» ASSIGNMENT: You are to retype all of the data exactly as it appears.

(Records from a data collection)
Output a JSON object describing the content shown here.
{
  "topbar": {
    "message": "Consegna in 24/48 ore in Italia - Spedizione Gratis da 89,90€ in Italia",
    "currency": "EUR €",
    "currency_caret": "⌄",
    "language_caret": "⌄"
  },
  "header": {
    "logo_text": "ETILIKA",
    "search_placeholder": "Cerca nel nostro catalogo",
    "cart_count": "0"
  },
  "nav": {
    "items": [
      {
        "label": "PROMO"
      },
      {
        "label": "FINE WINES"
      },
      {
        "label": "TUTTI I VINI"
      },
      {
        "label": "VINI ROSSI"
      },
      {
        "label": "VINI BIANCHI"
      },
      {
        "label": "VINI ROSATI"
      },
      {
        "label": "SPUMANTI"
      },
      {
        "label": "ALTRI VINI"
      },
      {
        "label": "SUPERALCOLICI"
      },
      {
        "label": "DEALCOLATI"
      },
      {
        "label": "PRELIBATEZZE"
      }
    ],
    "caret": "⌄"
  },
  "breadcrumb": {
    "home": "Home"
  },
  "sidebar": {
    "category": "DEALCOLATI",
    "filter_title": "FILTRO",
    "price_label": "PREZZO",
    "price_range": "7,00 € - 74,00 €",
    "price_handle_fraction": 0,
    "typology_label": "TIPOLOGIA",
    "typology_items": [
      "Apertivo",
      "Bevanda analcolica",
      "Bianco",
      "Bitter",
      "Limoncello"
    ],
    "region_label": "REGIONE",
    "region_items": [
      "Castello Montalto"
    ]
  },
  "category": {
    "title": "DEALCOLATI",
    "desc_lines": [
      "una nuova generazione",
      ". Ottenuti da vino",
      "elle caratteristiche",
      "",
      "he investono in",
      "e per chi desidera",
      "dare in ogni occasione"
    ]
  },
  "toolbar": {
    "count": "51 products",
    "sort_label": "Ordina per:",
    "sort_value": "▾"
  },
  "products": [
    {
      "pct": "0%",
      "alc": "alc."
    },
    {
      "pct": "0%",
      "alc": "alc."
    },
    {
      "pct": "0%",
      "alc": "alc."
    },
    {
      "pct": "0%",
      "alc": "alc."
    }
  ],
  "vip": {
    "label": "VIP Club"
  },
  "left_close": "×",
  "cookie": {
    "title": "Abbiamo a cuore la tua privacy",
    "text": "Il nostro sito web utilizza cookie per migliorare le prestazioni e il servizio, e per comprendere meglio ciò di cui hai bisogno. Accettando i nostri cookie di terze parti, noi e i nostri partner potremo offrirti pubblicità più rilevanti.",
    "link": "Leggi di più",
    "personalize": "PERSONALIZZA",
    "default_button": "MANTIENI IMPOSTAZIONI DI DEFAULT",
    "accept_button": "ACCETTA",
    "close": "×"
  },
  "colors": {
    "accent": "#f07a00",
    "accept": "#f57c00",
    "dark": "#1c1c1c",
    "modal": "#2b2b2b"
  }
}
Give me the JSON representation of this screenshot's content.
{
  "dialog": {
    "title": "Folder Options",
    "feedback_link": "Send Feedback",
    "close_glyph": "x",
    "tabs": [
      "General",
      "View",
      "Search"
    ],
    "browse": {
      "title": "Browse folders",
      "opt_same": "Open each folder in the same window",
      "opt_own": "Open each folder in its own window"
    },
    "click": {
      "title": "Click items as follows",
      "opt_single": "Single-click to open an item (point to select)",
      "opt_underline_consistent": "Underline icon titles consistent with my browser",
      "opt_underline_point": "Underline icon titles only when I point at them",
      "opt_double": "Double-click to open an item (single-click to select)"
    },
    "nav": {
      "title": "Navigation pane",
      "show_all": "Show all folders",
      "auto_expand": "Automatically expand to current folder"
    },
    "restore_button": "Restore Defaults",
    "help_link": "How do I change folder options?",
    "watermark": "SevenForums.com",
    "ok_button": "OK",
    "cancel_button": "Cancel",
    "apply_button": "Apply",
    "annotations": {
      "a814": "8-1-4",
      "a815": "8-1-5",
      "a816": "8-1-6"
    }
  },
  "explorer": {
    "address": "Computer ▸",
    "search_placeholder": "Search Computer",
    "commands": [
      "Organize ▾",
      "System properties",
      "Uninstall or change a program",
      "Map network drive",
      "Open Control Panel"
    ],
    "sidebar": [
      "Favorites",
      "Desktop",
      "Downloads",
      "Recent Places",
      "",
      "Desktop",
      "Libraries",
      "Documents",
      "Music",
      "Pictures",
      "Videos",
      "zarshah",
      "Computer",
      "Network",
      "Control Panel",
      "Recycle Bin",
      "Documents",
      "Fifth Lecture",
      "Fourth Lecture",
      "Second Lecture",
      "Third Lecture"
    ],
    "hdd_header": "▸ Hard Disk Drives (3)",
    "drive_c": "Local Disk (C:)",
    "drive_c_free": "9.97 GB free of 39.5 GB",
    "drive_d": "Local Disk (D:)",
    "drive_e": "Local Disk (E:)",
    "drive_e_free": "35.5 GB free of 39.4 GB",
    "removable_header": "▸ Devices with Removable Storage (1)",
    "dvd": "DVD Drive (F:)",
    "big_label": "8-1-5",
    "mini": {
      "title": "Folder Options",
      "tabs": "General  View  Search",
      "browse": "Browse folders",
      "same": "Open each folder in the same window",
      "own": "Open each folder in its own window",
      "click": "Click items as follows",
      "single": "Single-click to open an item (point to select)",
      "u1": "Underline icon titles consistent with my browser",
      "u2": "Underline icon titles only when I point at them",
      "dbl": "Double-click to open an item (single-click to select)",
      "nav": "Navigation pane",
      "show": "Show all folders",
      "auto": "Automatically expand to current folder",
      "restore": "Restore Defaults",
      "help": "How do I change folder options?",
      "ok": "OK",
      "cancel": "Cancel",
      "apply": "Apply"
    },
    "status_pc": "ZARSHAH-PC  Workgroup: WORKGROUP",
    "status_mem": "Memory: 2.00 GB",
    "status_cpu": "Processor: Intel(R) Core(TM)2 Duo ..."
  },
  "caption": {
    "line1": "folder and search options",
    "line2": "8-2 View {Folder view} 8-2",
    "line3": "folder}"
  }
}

» YOUR RESPONSE:
Output a JSON object describing the content shown here.
{
  "topbar": {
    "message": "Consegna in 24/48 ore in Italia - Spedizione Gratis da 89,90€ in Italia",
    "currency": "EUR €",
    "currency_caret": "⌄",
    "language_caret": "⌄"
  },
  "header": {
    "logo_text": "ETILIKA",
    "search_placeholder": "Cerca nel nostro catalogo",
    "cart_count": "0"
  },
  "nav": {
    "items": [
      {
        "label": "PROMO"
      },
      {
        "label": "FINE WINES"
      },
      {
        "label": "TUTTI I VINI"
      },
      {
        "label": "VINI ROSSI"
      },
      {
        "label": "VINI BIANCHI"
      },
      {
        "label": "VINI ROSATI"
      },
      {
        "label": "SPUMANTI"
      },
      {
        "label": "ALTRI VINI"
      },
      {
        "label": "SUPERALCOLICI"
      },
      {
        "label": "DEALCOLATI"
      },
      {
        "label": "PRELIBATEZZE"
      }
    ],
    "caret": "⌄"
  },
  "breadcrumb": {
    "home": "Home"
  },
  "sidebar": {
    "category": "DEALCOLATI",
    "filter_title": "FILTRO",
    "price_label": "PREZZO",
    "price_range": "7,00 € - 74,00 €",
    "price_handle_fraction": 0,
    "typology_label": "TIPOLOGIA",
    "typology_items": [
      "Apertivo",
      "Bevanda analcolica",
      "Bianco",
      "Bitter",
      "Limoncello"
    ],
    "region_label": "REGIONE",
    "region_items": [
      "Castello Montalto"
    ]
  },
  "category": {
    "title": "DEALCOLATI",
    "desc_lines": [
      "una nuova generazione",
      ". Ottenuti da vino",
      "elle caratteristiche",
      "",
      "he investono in",
      "e per chi desidera",
      "dare in ogni occasione"
    ]
  },
  "toolbar": {
    "count": "51 products",
    "sort_label": "Ordina per:",
    "sort_value": "▾"
  },
  "products": [
    {
      "pct": "0%",
      "alc": "alc."
    },
    {
      "pct": "0%",
      "alc": "alc."
    },
    {
      "pct": "0%",
      "alc": "alc."
    },
    {
      "pct": "0%",
      "alc": "alc."
    }
  ],
  "vip": {
    "label": "VIP Club"
  },
  "left_close": "×",
  "cookie": {
    "title": "Abbiamo a cuore la tua privacy",
    "text": "Il nostro sito web utilizza cookie per migliorare le prestazioni e il servizio, e per comprendere meglio ciò di cui hai bisogno. Accettando i nostri cookie di terze parti, noi e i nostri partner potremo offrirti pubblicità più rilevanti.",
    "link": "Leggi di più",
    "personalize": "PERSONALIZZA",
    "default_button": "MANTIENI IMPOSTAZIONI DI DEFAULT",
    "accept_button": "ACCETTA",
    "close": "×"
  },
  "colors": {
    "accent": "#f07a00",
    "accept": "#f57c00",
    "dark": "#1c1c1c",
    "modal": "#2b2b2b"
  }
}
Give me the JSON representation of this screenshot's content.
{
  "dialog": {
    "title": "Folder Options",
    "feedback_link": "Send Feedback",
    "close_glyph": "x",
    "tabs": [
      "General",
      "View",
      "Search"
    ],
    "browse": {
      "title": "Browse folders",
      "opt_same": "Open each folder in the same window",
      "opt_own": "Open each folder in its own window"
    },
    "click": {
      "title": "Click items as follows",
      "opt_single": "Single-click to open an item (point to select)",
      "opt_underline_consistent": "Underline icon titles consistent with my browser",
      "opt_underline_point": "Underline icon titles only when I point at them",
      "opt_double": "Double-click to open an item (single-click to select)"
    },
    "nav": {
      "title": "Navigation pane",
      "show_all": "Show all folders",
      "auto_expand": "Automatically expand to current folder"
    },
    "restore_button": "Restore Defaults",
    "help_link": "How do I change folder options?",
    "watermark": "SevenForums.com",
    "ok_button": "OK",
    "cancel_button": "Cancel",
    "apply_button": "Apply",
    "annotations": {
      "a814": "8-1-4",
      "a815": "8-1-5",
      "a816": "8-1-6"
    }
  },
  "explorer": {
    "address": "Computer ▸",
    "search_placeholder": "Search Computer",
    "commands": [
      "Organize ▾",
      "System properties",
      "Uninstall or change a program",
      "Map network drive",
      "Open Control Panel"
    ],
    "sidebar": [
      "Favorites",
      "Desktop",
      "Downloads",
      "Recent Places",
      "",
      "Desktop",
      "Libraries",
      "Documents",
      "Music",
      "Pictures",
      "Videos",
      "zarshah",
      "Computer",
      "Network",
      "Control Panel",
      "Recycle Bin",
      "Documents",
      "Fifth Lecture",
      "Fourth Lecture",
      "Second Lecture",
      "Third Lecture"
    ],
    "hdd_header": "▸ Hard Disk Drives (3)",
    "drive_c": "Local Disk (C:)",
    "drive_c_free": "9.97 GB free of 39.5 GB",
    "drive_d": "Local Disk (D:)",
    "drive_e": "Local Disk (E:)",
    "drive_e_free": "35.5 GB free of 39.4 GB",
    "removable_header": "▸ Devices with Removable Storage (1)",
    "dvd": "DVD Drive (F:)",
    "big_label": "8-1-5",
    "mini": {
      "title": "Folder Options",
      "tabs": "General  View  Search",
      "browse": "Browse folders",
      "same": "Open each folder in the same window",
      "own": "Open each folder in its own window",
      "click": "Click items as follows",
      "single": "Single-click to open an item (point to select)",
      "u1": "Underline icon titles consistent with my browser",
      "u2": "Underline icon titles only when I point at them",
      "dbl": "Double-click to open an item (single-click to select)",
      "nav": "Navigation pane",
      "show": "Show all folders",
      "auto": "Automatically expand to current folder",
      "restore": "Restore Defaults",
      "help": "How do I change folder options?",
      "ok": "OK",
      "cancel": "Cancel",
      "apply": "Apply"
    },
    "status_pc": "ZARSHAH-PC  Workgroup: WORKGROUP",
    "status_mem": "Memory: 2.00 GB",
    "status_cpu": "Processor: Intel(R) Core(TM)2 Duo ..."
  },
  "caption": {
    "line1": "folder and search options",
    "line2": "8-2 View {Folder view} 8-2",
    "line3": "folder}"
  }
}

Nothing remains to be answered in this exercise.